What is Carer's allowance?
This benefit can be paid to carers who spend at least 35 hours per week looking after or supervising someone who is receiving DLA (care component at the highest or middle rate), PIP (daily living component at either rate) or Attendance allowance (at either rate). You do not have to be related to, or living with, the person you care for.
The benefit does not depend on National insurance contributions, but it is taxable and can affect the amount you receive of some other means-tested benefits. It gives most carers who are under State pension age a National insurance credit each week to help protect their State pension rights.
You must be 16 or over when you first claim Carer’s allowance. In some cases, the person being cared for could lose some of their means-tested benefits if Carer’s allowance is paid, so it is important to seek advice before making a claim.

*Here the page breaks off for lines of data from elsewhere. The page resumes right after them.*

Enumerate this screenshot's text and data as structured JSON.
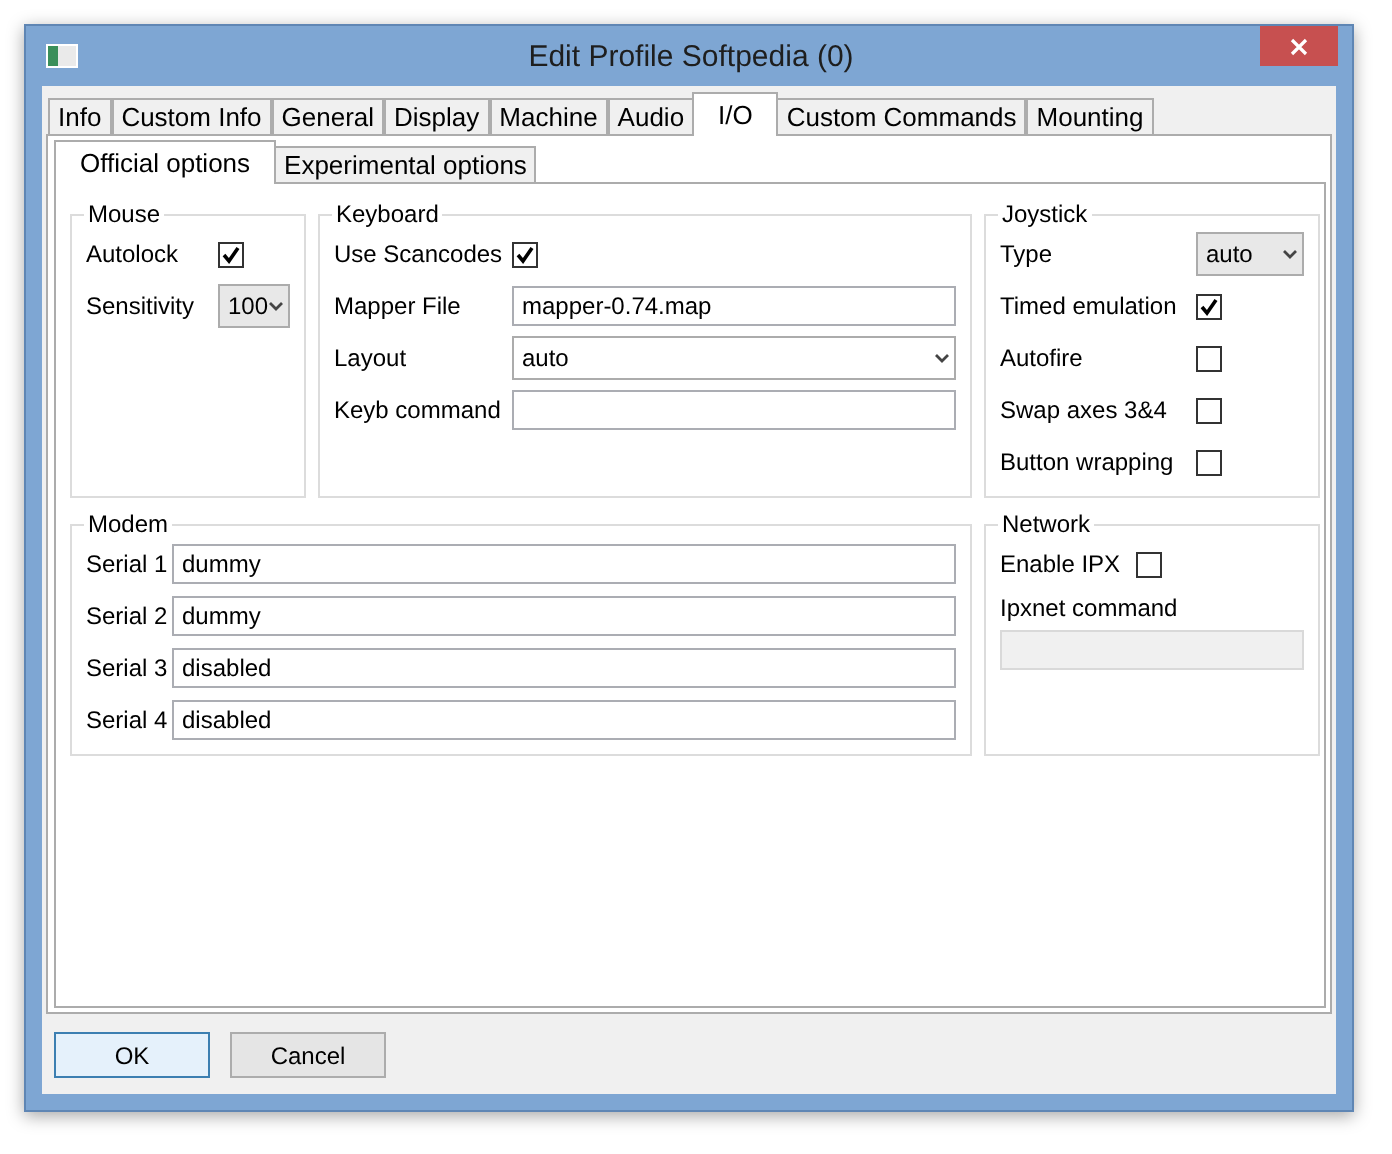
{
  "window": {
    "title": "Edit Profile Softpedia (0)"
  },
  "tabs": [
    {
      "label": "Info",
      "selected": false
    },
    {
      "label": "Custom Info",
      "selected": false
    },
    {
      "label": "General",
      "selected": false
    },
    {
      "label": "Display",
      "selected": false
    },
    {
      "label": "Machine",
      "selected": false
    },
    {
      "label": "Audio",
      "selected": false
    },
    {
      "label": "I/O",
      "selected": true
    },
    {
      "label": "Custom Commands",
      "selected": false
    },
    {
      "label": "Mounting",
      "selected": false
    }
  ],
  "subtabs": [
    {
      "label": "Official options",
      "selected": true
    },
    {
      "label": "Experimental options",
      "selected": false
    }
  ],
  "mouse": {
    "title": "Mouse",
    "rows": [
      {
        "kind": "checkbox",
        "label": "Autolock",
        "checked": true
      },
      {
        "kind": "select",
        "label": "Sensitivity",
        "value": "100"
      }
    ]
  },
  "keyboard": {
    "title": "Keyboard",
    "rows": [
      {
        "kind": "checkbox",
        "label": "Use Scancodes",
        "checked": true
      },
      {
        "kind": "text",
        "label": "Mapper File",
        "value": "mapper-0.74.map"
      },
      {
        "kind": "select",
        "label": "Layout",
        "value": "auto"
      },
      {
        "kind": "text",
        "label": "Keyb command"
      }
    ]
  },
  "joystick": {
    "title": "Joystick",
    "rows": [
      {
        "kind": "select",
        "label": "Type",
        "value": "auto"
      },
      {
        "kind": "checkbox",
        "label": "Timed emulation",
        "checked": true
      },
      {
        "kind": "checkbox",
        "label": "Autofire",
        "checked": false
      },
      {
        "kind": "checkbox",
        "label": "Swap axes 3&4",
        "checked": false
      },
      {
        "kind": "checkbox",
        "label": "Button wrapping",
        "checked": false
      }
    ]
  },
  "modem": {
    "title": "Modem",
    "rows": [
      {
        "label": "Serial 1",
        "value": "dummy"
      },
      {
        "label": "Serial 2",
        "value": "dummy"
      },
      {
        "label": "Serial 3",
        "value": "disabled"
      },
      {
        "label": "Serial 4",
        "value": "disabled"
      }
    ]
  },
  "network": {
    "title": "Network",
    "enable_ipx": {
      "label": "Enable IPX",
      "checked": false
    },
    "ipxnet": {
      "label": "Ipxnet command",
      "disabled": true
    }
  },
  "buttons": [
    {
      "label": "OK",
      "default": true
    },
    {
      "label": "Cancel",
      "default": false
    }
  ]
}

You are not eligible for Carer’s allowance if you earn more than a limited amount each week after the deduction of allowable expenses (such as Income tax and pension contributions), or if you are in full-time education.

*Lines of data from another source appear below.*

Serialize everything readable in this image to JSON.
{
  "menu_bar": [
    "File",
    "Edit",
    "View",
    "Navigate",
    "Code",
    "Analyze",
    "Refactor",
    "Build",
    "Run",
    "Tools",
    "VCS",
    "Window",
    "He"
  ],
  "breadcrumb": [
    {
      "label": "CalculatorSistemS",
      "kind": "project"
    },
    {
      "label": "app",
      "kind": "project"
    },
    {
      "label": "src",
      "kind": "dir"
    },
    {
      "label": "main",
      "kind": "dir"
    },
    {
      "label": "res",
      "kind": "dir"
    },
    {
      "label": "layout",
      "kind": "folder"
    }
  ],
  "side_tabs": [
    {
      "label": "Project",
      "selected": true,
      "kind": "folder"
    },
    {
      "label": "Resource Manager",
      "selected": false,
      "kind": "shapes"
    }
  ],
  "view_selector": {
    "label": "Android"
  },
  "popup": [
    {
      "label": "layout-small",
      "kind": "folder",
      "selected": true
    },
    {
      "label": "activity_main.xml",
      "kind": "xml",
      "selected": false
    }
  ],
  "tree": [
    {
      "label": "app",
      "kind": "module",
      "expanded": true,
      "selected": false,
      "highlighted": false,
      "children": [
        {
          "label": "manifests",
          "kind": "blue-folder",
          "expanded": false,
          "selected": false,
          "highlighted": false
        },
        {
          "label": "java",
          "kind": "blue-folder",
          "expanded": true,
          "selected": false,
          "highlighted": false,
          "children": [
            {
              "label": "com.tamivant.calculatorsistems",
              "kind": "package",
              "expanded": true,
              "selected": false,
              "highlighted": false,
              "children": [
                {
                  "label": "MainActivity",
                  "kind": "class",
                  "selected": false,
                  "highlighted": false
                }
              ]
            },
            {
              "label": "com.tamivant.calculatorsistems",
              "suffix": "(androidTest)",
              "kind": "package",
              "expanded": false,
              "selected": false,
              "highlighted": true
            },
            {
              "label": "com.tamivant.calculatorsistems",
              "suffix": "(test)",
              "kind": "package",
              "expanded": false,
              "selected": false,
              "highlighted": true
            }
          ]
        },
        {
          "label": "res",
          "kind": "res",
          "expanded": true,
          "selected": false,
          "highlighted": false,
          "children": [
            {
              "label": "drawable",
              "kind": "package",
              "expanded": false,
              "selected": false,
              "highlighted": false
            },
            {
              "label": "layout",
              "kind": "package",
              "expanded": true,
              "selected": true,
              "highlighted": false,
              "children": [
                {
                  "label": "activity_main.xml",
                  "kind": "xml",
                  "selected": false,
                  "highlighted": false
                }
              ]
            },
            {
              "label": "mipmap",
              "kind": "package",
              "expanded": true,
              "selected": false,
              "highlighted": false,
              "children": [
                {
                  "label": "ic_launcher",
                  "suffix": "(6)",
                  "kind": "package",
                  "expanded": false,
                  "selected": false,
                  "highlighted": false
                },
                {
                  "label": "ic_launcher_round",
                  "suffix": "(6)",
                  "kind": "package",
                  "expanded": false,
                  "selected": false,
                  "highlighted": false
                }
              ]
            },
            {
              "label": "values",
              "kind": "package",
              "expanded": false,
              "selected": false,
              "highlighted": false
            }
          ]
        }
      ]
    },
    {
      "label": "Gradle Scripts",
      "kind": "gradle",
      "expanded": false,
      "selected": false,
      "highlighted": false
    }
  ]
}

See our benefits rates page for up-to-date information on the earning limits for eligibility.
How to claim benefits
Carer's allowance and other benefits
Some people may be entitled to Carer’s allowance but are unable to receive the payments because they already receive another ‘overlapping’ benefit such as a retirement pension, and the two benefits cannot be paid at the same time. You will receive the benefit that pays the highest rate, but that is not usually Carer’s allowance. In these circumstances although you cannot receive the payment of Carer’s allowance, you have an ‘underlying entitlement’ to it so it may still be useful to you when claiming any means-tested benefit.

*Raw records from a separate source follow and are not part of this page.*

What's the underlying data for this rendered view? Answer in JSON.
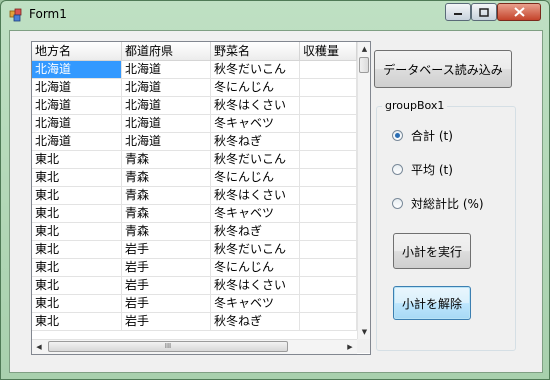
{
  "window": {
    "title": "Form1"
  },
  "grid": {
    "columns": [
      "地方名",
      "都道府県",
      "野菜名",
      "収穫量"
    ],
    "rows": [
      [
        "北海道",
        "北海道",
        "秋冬だいこん",
        ""
      ],
      [
        "北海道",
        "北海道",
        "冬にんじん",
        ""
      ],
      [
        "北海道",
        "北海道",
        "秋冬はくさい",
        ""
      ],
      [
        "北海道",
        "北海道",
        "冬キャベツ",
        ""
      ],
      [
        "北海道",
        "北海道",
        "秋冬ねぎ",
        ""
      ],
      [
        "東北",
        "青森",
        "秋冬だいこん",
        ""
      ],
      [
        "東北",
        "青森",
        "冬にんじん",
        ""
      ],
      [
        "東北",
        "青森",
        "秋冬はくさい",
        ""
      ],
      [
        "東北",
        "青森",
        "冬キャベツ",
        ""
      ],
      [
        "東北",
        "青森",
        "秋冬ねぎ",
        ""
      ],
      [
        "東北",
        "岩手",
        "秋冬だいこん",
        ""
      ],
      [
        "東北",
        "岩手",
        "冬にんじん",
        ""
      ],
      [
        "東北",
        "岩手",
        "秋冬はくさい",
        ""
      ],
      [
        "東北",
        "岩手",
        "冬キャベツ",
        ""
      ],
      [
        "東北",
        "岩手",
        "秋冬ねぎ",
        ""
      ]
    ],
    "scroll_thumb_glyph": "III"
  },
  "buttons": {
    "load": "データベース読み込み",
    "run": "小計を実行",
    "clear": "小計を解除"
  },
  "group": {
    "title": "groupBox1",
    "options": [
      {
        "label": "合計 (t)",
        "checked": true
      },
      {
        "label": "平均 (t)",
        "checked": false
      },
      {
        "label": "対総計比 (%)",
        "checked": false
      }
    ]
  }
}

If you are entitled to Carer’s allowance you may be entitled to additional amounts in other benefits if you’re also claiming them, such as Income support, Universal credit, Housing benefit or Pension credit. This may be the case even for those who are entitled to Carer’s allowance but cannot receive the payments because they receive an ‘overlapping’ benefit. If you are a carer and are unsure about your entitlement, contact Carers UK for advice (see ‘Other resources’).
Depending on your income, you may be able to claim a higher rate of benefit if your spouse or partner is dependent on you financially. If you have dependent children, you may also be able to claim Child tax credit or Universal credit.
If you’re not eligible for Carer’s allowance but you’re not working because of caring responsibilities, you may be able to claim Carer’s credit (if you care for at least 20 hours per week). It is a National insurance credit rather than a payment, so caring responsibilities will not affect your ability to qualify for the State pension.
The rules for Carer’s allowance and Carer’s credit are complex and it is important to seek advice from an experienced benefits adviser (see Other useful organisations).